Table of contents
The process of enteral nutrition is more common than you think. Individuals of all ages can benefit from this method to get important vitamins and nutrients each day. Also known as tube feeding, this type of procedure is essential for those who are unable to eat naturally.
Factors like surgeries, illness, lack of appetite, poor digestion, or swallowing issues can pose problems with traditional eating. By enlisting this method, individuals can continue to get the nutrition they need until they can resume regular eating habits.
What is Enteral Nutrition Exactly?
Enteral nutrition refers to any method of nutritional support for individuals that are using the gastrointestinal tract to deliver essential vitamins and nutrients. There is no one way to distribute these nutrients as some people will get all of their daily calories this way, while others will only need a portion through enteral feeding.
It can be a short-term feeding method for individuals recovering from a medical condition, and they can resume eating normally later when it is deemed possible.
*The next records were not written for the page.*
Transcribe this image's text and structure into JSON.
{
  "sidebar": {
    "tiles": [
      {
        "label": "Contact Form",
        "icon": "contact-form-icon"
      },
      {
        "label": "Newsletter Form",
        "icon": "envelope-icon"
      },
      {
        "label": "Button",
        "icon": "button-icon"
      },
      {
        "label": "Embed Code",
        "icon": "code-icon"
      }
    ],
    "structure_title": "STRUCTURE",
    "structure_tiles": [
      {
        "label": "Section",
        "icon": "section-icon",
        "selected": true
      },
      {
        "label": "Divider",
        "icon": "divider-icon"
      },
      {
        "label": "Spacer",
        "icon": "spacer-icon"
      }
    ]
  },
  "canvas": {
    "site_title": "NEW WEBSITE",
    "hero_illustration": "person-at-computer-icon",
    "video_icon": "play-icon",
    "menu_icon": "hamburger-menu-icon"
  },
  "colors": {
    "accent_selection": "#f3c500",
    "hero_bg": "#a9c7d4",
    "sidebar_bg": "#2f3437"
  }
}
Some people will require more long-term enteral nutrition, including disabled individuals with movement issues or physical limitations.
There are instances where people will need this feeding method to extend or enhance their life. Someone who is critically ill or who cannot maintain regular daily nutrition on their own can benefit from enteral feedings.
Why Would You Need Enteral Nutrition?
A health care professional will evaluate in detail what the health situation for an individual is before deciding on enteral nutrition. There are several reasons why someone would require this type of feeding method, including:
- Inability to swallow due to a stroke
- Serious illness, including cancer or a critical injury that can impede the eating process
- Neurological disorders that can hinder taking in enough calories each day to thrive
- Some gastrointestinal disease or problems
- Inability to eat, typically in infants or very young children
If the body does not take in enough nutrients that it needs each day, an individual is at risk for malnutrition, weight loss, dehydration, and other serious health problems. Enteral nutrition can help avoid these consequences despite contributing factors that can keep an individual from eating.
Types of Enteral Feeding Methods
There is more than one method to receive nutrients enterally. Depending on the situation, an individual can use one of six different ways. These include:
- Gastrostomy tube: placed directly through the skin of the abdomen to reach into the stomach
- Jejunostomy tube: placed directly through the skin of the abdomen to reach the intestines
- Orogastric tube: placed in the mouth and ends in the stomach
- Nasogastric tube: placed in the nose and ends in the stomach
- Oroenteric tube: placed in the mouth and ends in the intestines
- Nasoenteric tube: placed in the nose and ends in the intestines
A medical professional will determine what will be best for the individual based on their digestive capabilities, and the length of term enteral feeding will be necessary.
The Benefits of Enteral Feeding
There are some obvious benefits to this feeding method, including receiving the required daily amount of nutrients each day. Other advantages of enteral nutrition are:
- Avoiding dehydration or malnutrition
- Decreasing the risk of food aspiration
- Maintaining consistent body weight, energy levels, and improve immunity
- Cut down on the times of meals
- Eliminate the risks of chewing, swallowing, or choking problems from traditional eating methods
- To administer medications
If you are not sure if this method is right for you, talk to your certified medical professional. They are there to help you make the best choice for your overall health.
Disadvantages of Enteral Nutrition
With any medical intervention, there are associated risks and disadvantages. Individuals can have varying complications, depending on the type of feeding method used. Some of these side effects are minor and can be resolved as feeding progresses.
- Irritation at the insertion area
- Infection at the insertion area or the tube
- Dislodgement of the tube
- Blockage of the tube from inadequate flushing
- Nausea or vomiting from receiving nutrients too fast, in large amounts, or if the stomach is not emptying quickly enough
- Diarrhea from an all-liquid diet or corresponding medications
- Food aspiration in the lungs
- Refeeding syndrome, characterized by an electrolyte imbalance after starting enteral feeding
While enteral nutrition is a helpful method for many individuals, it is not for everyone. Some individuals who have bowel or intestinal problems will not benefit from this feeding procedure. Bowel obstructions, low blood flow to the intestines, or intestinal diseases like Crohn’s are not ideal for enteral feeding.
Enteral nutrition can be a helpful way to receive essential vitamins and nutrients for an individual who cannot otherwise eat on their own and follow a recommended healthy diet regime. Illness, injury, or medical conditions can impede the eating process, requiring the intervention of a feeding tube.
This feeding method can be a short- or long-term process, depending on the cause for the administration. Many individuals who use enteral feeding methods recover successfully and can resume traditional eating methods under their doctor’s guidance.
It is any form of feeding through a tube that goes to the gastrointestinal tract.
Anyone who cannot eat traditionally, or is suffering from a serious illness, injury, or disease and cannot take in enough nutrients on their own.
Food aspiration is one of the major problems that can occur from enteral feeding.